SCAN for Trouble: How to Avoid a Multi-Boat Crash

Photo: Maryland Natural Resources Police

John Page Williams is an award-winning boating writer and longtime Chesapeake Bay Magazine contributor. Here, he offers insight into the safe boating habits you can practice to help avoid an on-water collision.

Last Friday saw a spectacular boat collision on crowded waters near Thomas Point Light, south of Annapolis.  A 37’ fishing charter boat apparently collided with a 34’ sloop under sail.  Fortunately, amazingly, no one was seriously hurt. Social media lit up, of course, with much speculation about causes, which are under investigation and may not prove as obvious as they might appear.  Whatever the case, there are lessons to be learned for ALL of us who take to the Chesapeake in boats large and small.

First, consider the old saying, “There but for the Grace of God go I.” Anyone who says he or she hasn’t had a close scrape in a car or boat is not being truthful.  All of us have had momentary lapses of attention that led to narrow escapes. Those accidental lapses are, unfortunately, built into the human condition.  But we can minimize those mistakes by learning from accidents like this one.

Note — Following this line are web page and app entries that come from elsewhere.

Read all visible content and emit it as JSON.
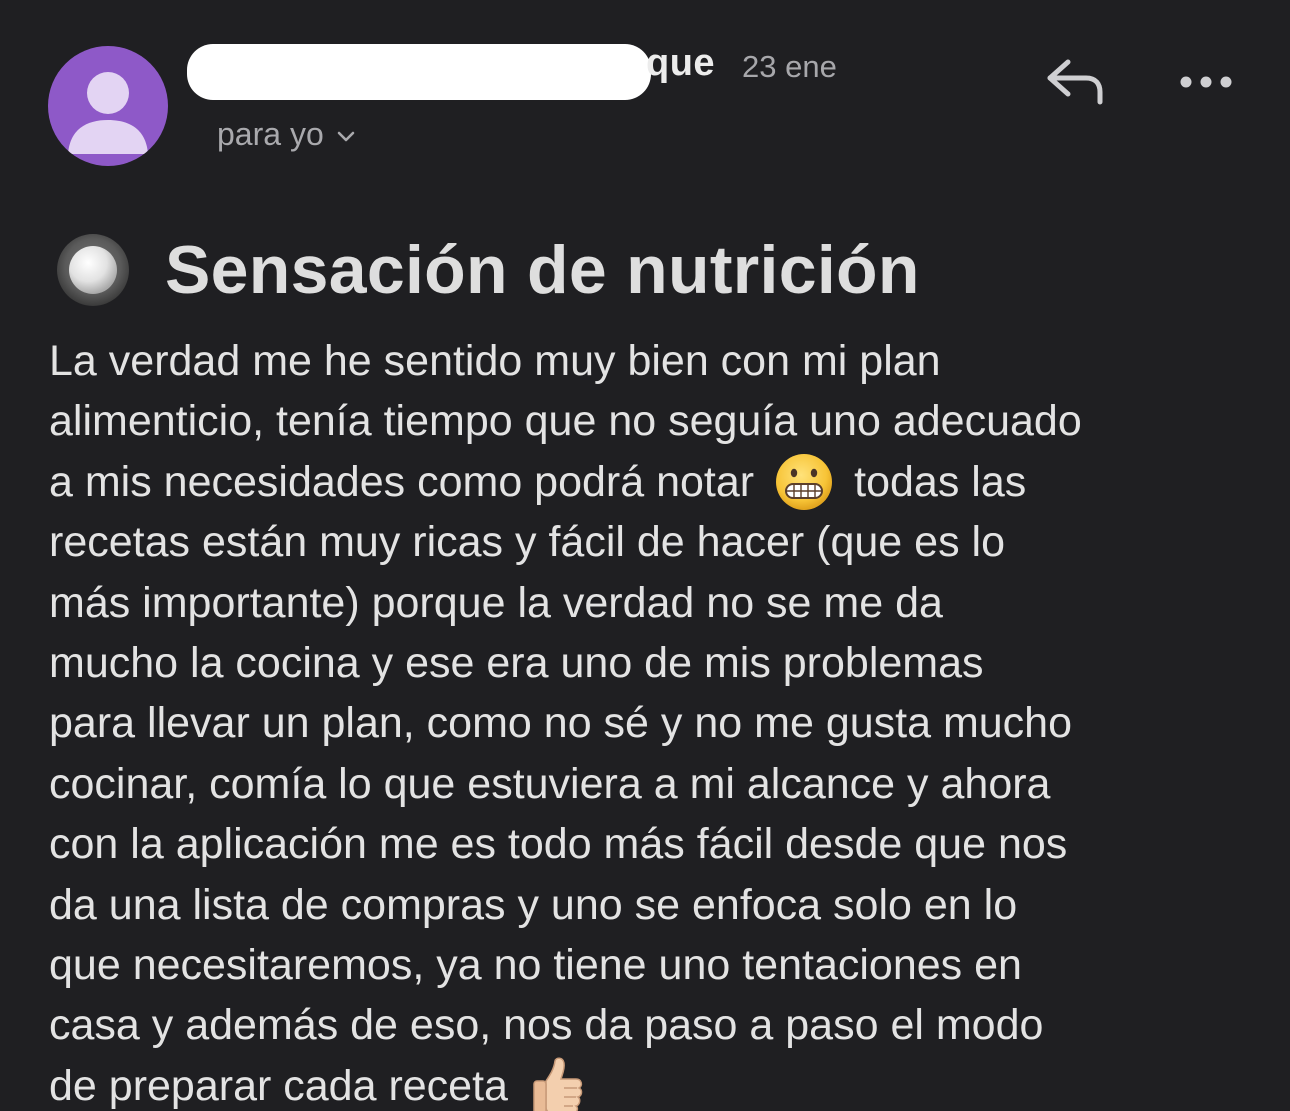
{
  "header": {
    "sender_visible": "que",
    "date": "23 ene",
    "recipient": "para yo",
    "reply_icon": "reply-icon",
    "more_icon": "more-options-icon",
    "avatar_color": "#8e59c8"
  },
  "message": {
    "subject": "Sensación de nutrición",
    "body_lines": [
      "La verdad me he sentido muy bien con mi plan",
      "alimenticio, tenía tiempo que no seguía uno adecuado",
      "a mis necesidades como podrá notar",
      "todas las",
      "recetas están muy ricas y fácil de hacer (que es lo",
      "más importante) porque la verdad no se me da",
      "mucho la cocina y ese era uno de mis problemas",
      "para llevar un plan, como no sé y no me gusta mucho",
      "cocinar, comía lo que estuviera a mi alcance y ahora",
      "con la aplicación me es todo más fácil desde que nos",
      "da una lista de compras y uno se enfoca solo en lo",
      "que necesitaremos, ya no tiene uno tentaciones en",
      "casa y además de eso, nos da paso a paso el modo",
      "de preparar cada receta"
    ],
    "emojis": [
      "grimacing-face-icon",
      "thumbs-up-icon"
    ]
  }
}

The photo reminded me of a safety exercise taken last year with the BoatUS Foundation and the National Safe Boating Council called SCAN: Search, Concentrate, Analyze, Negotiate.  It’s a simple system to anticipate problems while piloting a boat, any boat, anywhere, any time.  Here’s a summary from the Council:

Search the area all around your craft. This is a 360-degree examination of everything on the water around your boat. Distances away will close or open depending on your speed or the speed of the observed boat or object. The faster you are operating, the farther out you will need to search.  Note: Since boats to starboard have the right-of-way, begin your search 120 degrees to that side and swing your eyes carefully forward, ahead, and to port.  Repeat. And repeat…

Concentrate on what you are seeing with your eyes and on your electronics. Is it a boat? What type? What is it doing? What is its relative speed? Is it a stationary object? Drifting or anchored? These are questions you must consider while you look at the various observed boats or objects.

Analyze what you are watching. Is it closing in on your position or going away from you? Remember, if the object you are observing is at a constant bearing with decreasing range (you are getting closer to it and its relative position to you is not changing), it is on a collision course.

Negotiate What are you going to do? Slow down, turn away from the boat or object, and head in a different direction? Remember the Navigation Rules. Know the proper action to take while meeting head-on, crossing or overtaking another boat. Make your adjustments obvious.

Sound simple?  Common-sense? You bet!  And it’s effective. Try it.  Now.  There’s lots of great Bay boating left for us in 2018.  Make sure your social media posts are happy ones.

Want to know more about SCAN?  Check these two links: